Director: Ding Sheng
Notable Cast: Jackie Chan, Jing Tian, Liu Ye
While the Police Story franchise remains one of Jackie Chan’s most notable series, thanks to its blend of charm, action, and dramatic flair, the series has become something of a ‘title only’ sequence of sequels rather than the full on follow-ups that comprised the first four films. New Police Story indicated a new direction for the franchise, one that moved away from the massive stunt spectacles and often charming humor (no matter how dumb) and towards an even more serious blend of thriller and drama. It still featured plenty of the action and silly concepts we’ve come to expect from Jackie’s films, but it definitely evolved the series. The latest entry, Police Story: Lockdown (or as it’s known most places Police Story 2013) fully embraces the darker and more serious elements of the series. With no relation to previous entries, Lockdown is more thriller than action film and the move makes for some intriguing choices – for better and worse.
Zhong Wen (Jackie Chan) just wants to reconcile with his daughter (Jing Tian). So she sets up a meeting for them at one of the new big clubs in town run by her new boyfriend Wu (Liu Ye). Unfortunately, a group of highly trained criminals is about to take down the factory themed club for some hostages. What Zhong Wen doesn’t know is that there is a more sinister plan afoot by the criminals and it has to do with an incident from his past…
|He doesn't need guns, he just likes to show off.|
Sporting a whopping 14% on Rotten Tomatoes and receiving its fair share of backlash from fans, it makes me wonder what exactly the critics and fan base were expecting from Lockdown. One might guess that it was the title Police Story attached to it that carries a handful of expectations.
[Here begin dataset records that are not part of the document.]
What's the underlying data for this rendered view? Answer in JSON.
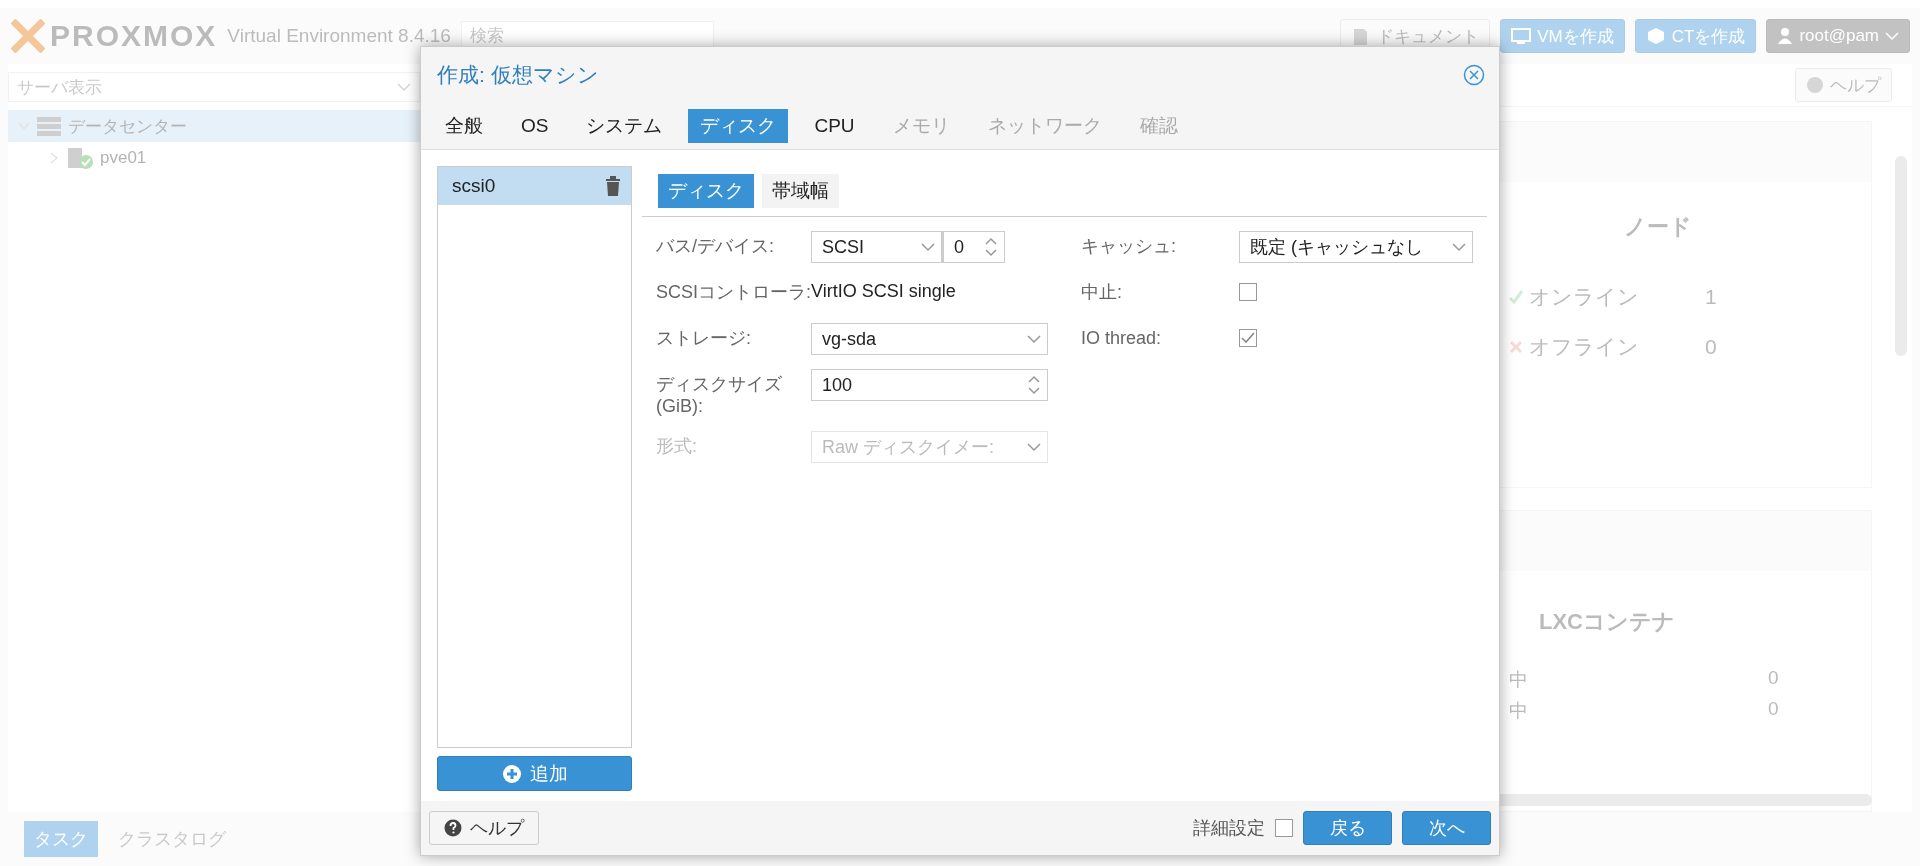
{
  "header": {
    "logo": "PROXMOX",
    "version": "Virtual Environment 8.4.16",
    "search": {
      "placeholder": "検索"
    },
    "buttons": [
      {
        "label": "ドキュメント",
        "kind": "docs"
      },
      {
        "label": "VMを作成",
        "kind": "vm"
      },
      {
        "label": "CTを作成",
        "kind": "ct"
      }
    ],
    "user": "root@pam"
  },
  "tree": {
    "view": {
      "placeholder": "サーバ表示"
    },
    "items": [
      {
        "label": "データセンター",
        "kind": "datacenter",
        "selected": true,
        "expanded": true,
        "children": [
          {
            "label": "pve01",
            "kind": "node",
            "selected": false,
            "expanded": false
          }
        ]
      }
    ]
  },
  "toolbar": {
    "help_button": "ヘルプ"
  },
  "dashboard": {
    "nodes": {
      "title": "ノード",
      "rows": [
        {
          "label": "オンライン",
          "value": "1",
          "kind": "online"
        },
        {
          "label": "オフライン",
          "value": "0",
          "kind": "offline"
        }
      ]
    },
    "containers": {
      "title": "LXCコンテナ",
      "rows": [
        {
          "label": "中",
          "value": "0"
        },
        {
          "label": "中",
          "value": "0"
        }
      ]
    }
  },
  "bottom_tabs": [
    {
      "label": "タスク",
      "selected": true
    },
    {
      "label": "クラスタログ",
      "selected": false
    }
  ],
  "dialog": {
    "title": "作成: 仮想マシン",
    "tabs": [
      {
        "label": "全般",
        "selected": false,
        "disabled": false
      },
      {
        "label": "OS",
        "selected": false,
        "disabled": false
      },
      {
        "label": "システム",
        "selected": false,
        "disabled": false
      },
      {
        "label": "ディスク",
        "selected": true,
        "disabled": false
      },
      {
        "label": "CPU",
        "selected": false,
        "disabled": false
      },
      {
        "label": "メモリ",
        "selected": false,
        "disabled": true
      },
      {
        "label": "ネットワーク",
        "selected": false,
        "disabled": true
      },
      {
        "label": "確認",
        "selected": false,
        "disabled": true
      }
    ],
    "disks": [
      {
        "label": "scsi0",
        "selected": true
      }
    ],
    "add_button": "追加",
    "subtabs": [
      {
        "label": "ディスク",
        "selected": true
      },
      {
        "label": "帯域幅",
        "selected": false
      }
    ],
    "left_fields": [
      {
        "label": "バス/デバイス:",
        "kind": "select-spin",
        "value": "SCSI",
        "value2": "0",
        "disabled": false
      },
      {
        "label": "SCSIコントローラ:",
        "kind": "text",
        "value": "VirtIO SCSI single"
      },
      {
        "label": "ストレージ:",
        "kind": "select",
        "value": "vg-sda",
        "disabled": false
      },
      {
        "label": "ディスクサイズ (GiB):",
        "kind": "spin",
        "value": "100",
        "disabled": false
      },
      {
        "label": "形式:",
        "kind": "select",
        "value": "Raw ディスクイメー:",
        "disabled": true
      }
    ],
    "right_fields": [
      {
        "label": "キャッシュ:",
        "kind": "select",
        "value": "既定 (キャッシュなし",
        "disabled": false
      },
      {
        "label": "中止:",
        "kind": "checkbox",
        "checked": false,
        "disabled": false
      },
      {
        "label": "IO thread:",
        "kind": "checkbox",
        "checked": true,
        "disabled": false
      }
    ],
    "footer": {
      "help_button": "ヘルプ",
      "advanced": {
        "label": "詳細設定",
        "checked": false
      },
      "back_button": "戻る",
      "next_button": "次へ"
    }
  }
}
However, despite its flaws, Lockdown is rarely as bad as those reviews make it out to be. It’s different, sure, and it’s certainly not perfect (we’ll get to that in a minute), but it’s far from being a bad film. Perhaps if the title were Crime Story: Lockdown, people would have had proper expectations on what genre this film is…as it definitely isn’t an action comedy.
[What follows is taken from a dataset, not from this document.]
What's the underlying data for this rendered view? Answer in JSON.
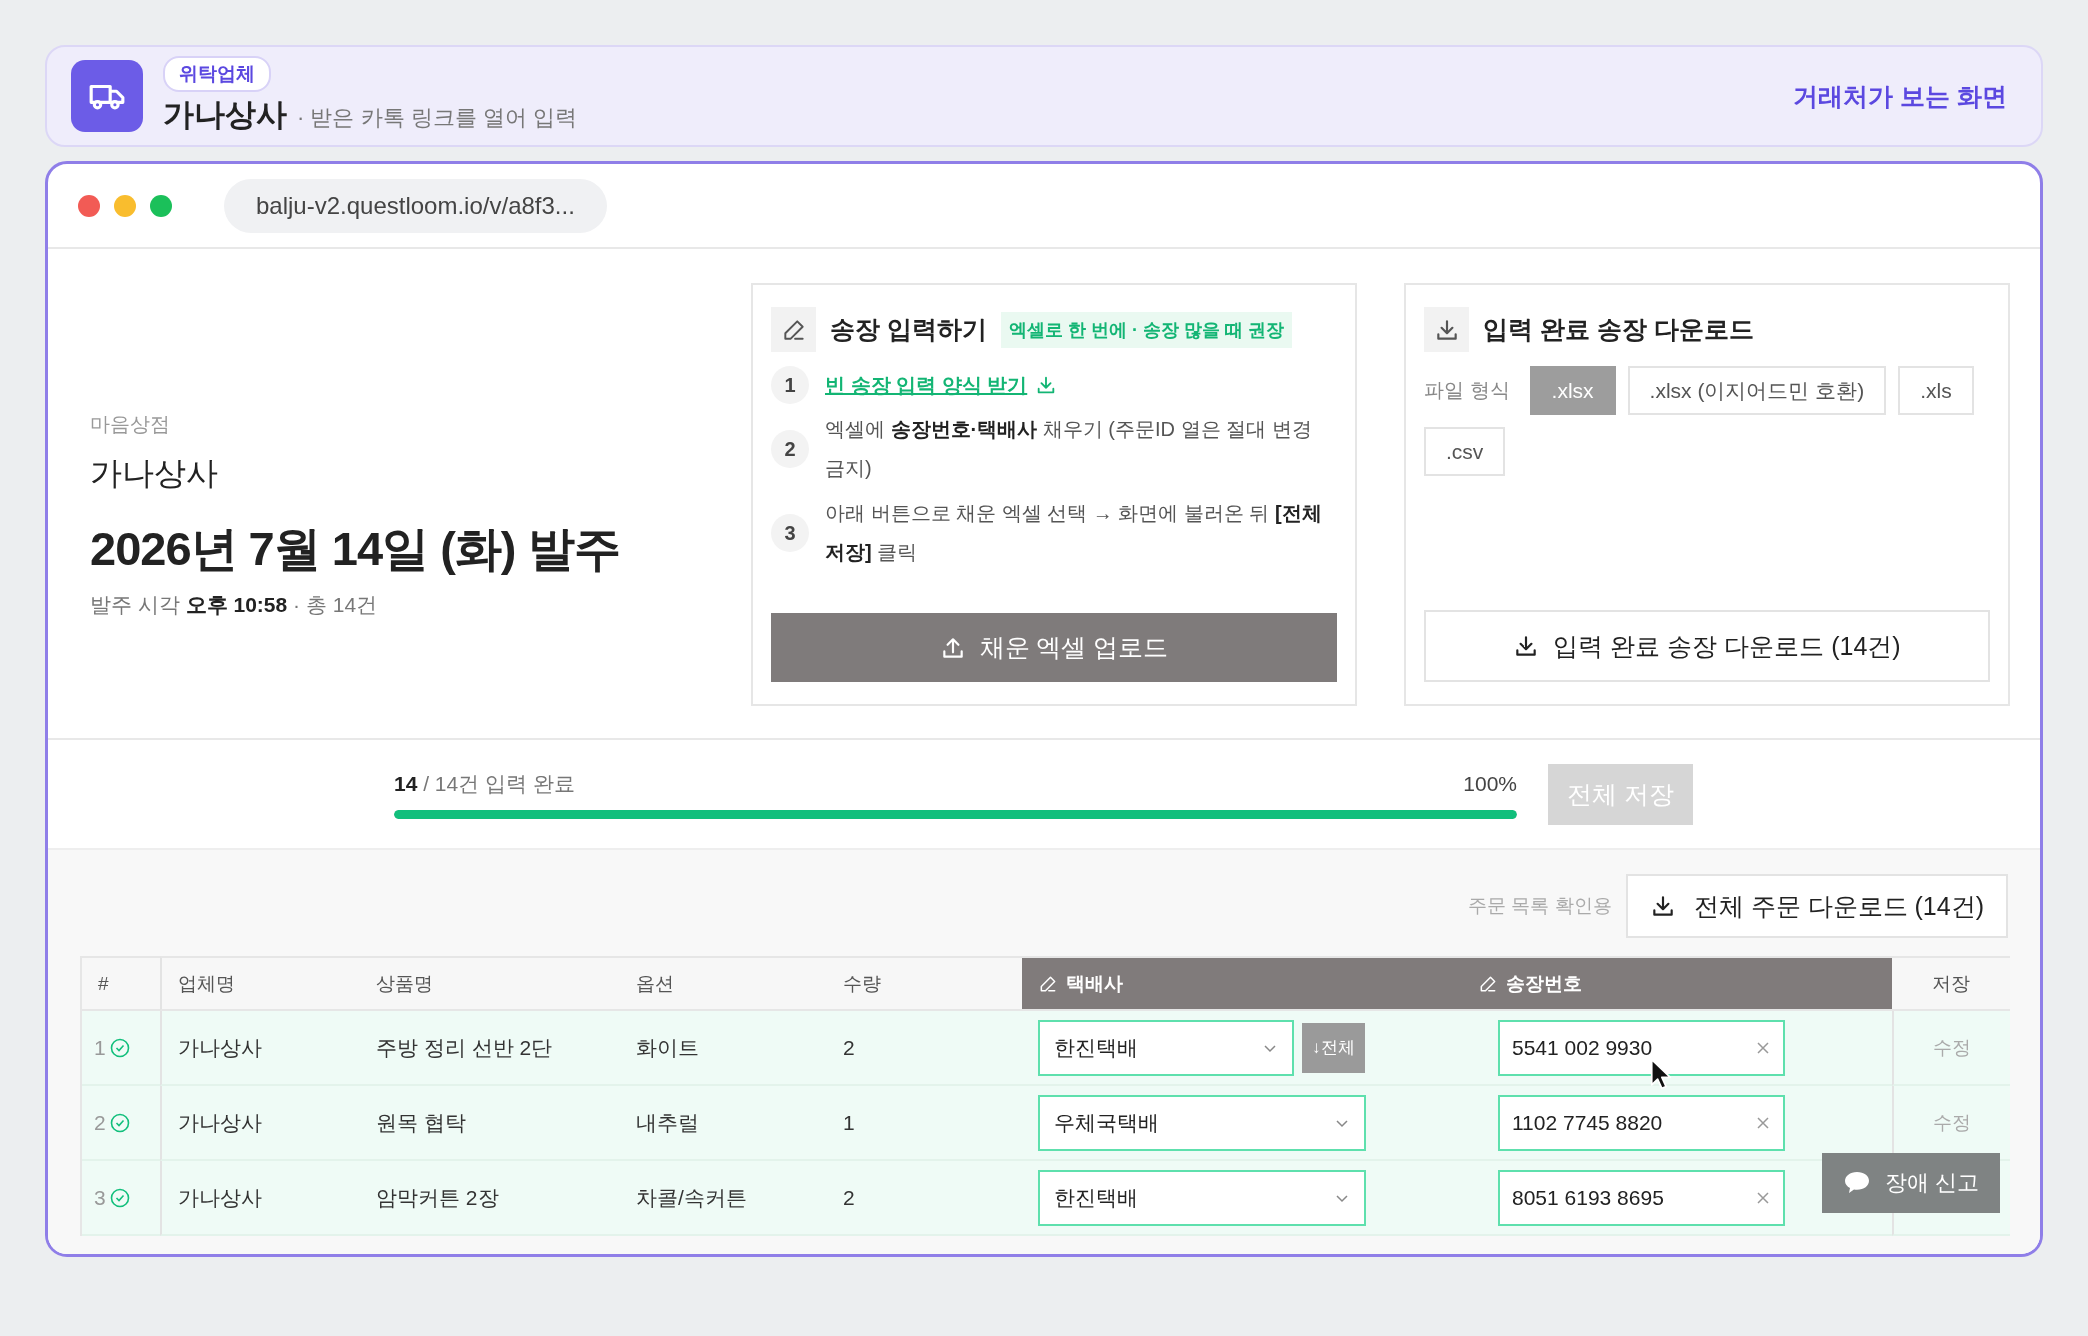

With the proper expectations locked in place, Lockdown is a fun and dark little thriller. It’s grounded on some well-established tropes of the genre, including a mystery about the villain that increasingly builds as the film goes on, but it works in some solid ways. The setting lends itself to some striking visuals and Jackie Chan pulls out an all-star performance for the film. He’s not necessarily the most likeable of heroes, as the script points out with his familial issues, and his cool and collected performance is balanced out with a strong villain. Many of the secondary characters, some of which are very important to the plot, are not nearly as fleshed out as one might hope, but it works for what it is. Director Ding Sheng brings about a very modern style to the look of the film with lots of blurred imagery, sharp angles, and intriguing color schemes (a far cry from the very traditional look of his previous work with Jackie, Little Big Solider) and it’s easy to see why fans of older Hong Kong thrillers might find offense in the modern style and look of the film when the core is a bit more classic. However, Lockdown sports some downright impressive tension and plenty of shocking twists to keep the audience hooked into the story. While the “he said, she said” third act does seem to detract from the overall tone of the film a bit, the final chase sequence in the train tunnels might be one of the best emotional thriller sequences that Chan has ever been involved in and fans are certain to enjoy many moments like this in the film.
The main issue that plagues Lockdown for most of its runtime though is the odd structure and random flashbacks it utilizes to build the mystery. It’s as if the writers and director knew that the main issue from fans was going to be the general lack of action in the film so they force some unneeded action set pieces into the script. A vehicle chase sequence and a bit of hand to hand combat against a punk assailant seem utterly extraneous when it comes down to it. Sure the action is decent, but it adds nothing to the overall mystery of the thriller and it seems like fan service. All it does is take away much needed time to really build some of the subtle clues and plot devices needed for the final act to work – which it does, but it seems like a massive stretch. The best action sequence, which actually serves the characters and plot, is an intense little cage match which becomes one of the highlights of the film.
In the end, Police Story: Lockdown is still a flawed thriller for Jackie Chan and company. After the impressive combination of director Ding Sheng and Chan on Little Big Soldier, I would be lying if I didn’t have much bigger expectations myself for this film in execution. However, the film is both new ground for Chan and still retains the heart and soul of some of his earlier flicks like the previously mentioned Crime Story. It isn’t a film that follows the same pattern as the other Police Story films, but it is a strong indication at the range that Chan can deliver if allowed as an actor. Keep your expectations in check and this is going to be a solid night at the movies.
Written By Matt Reifschneider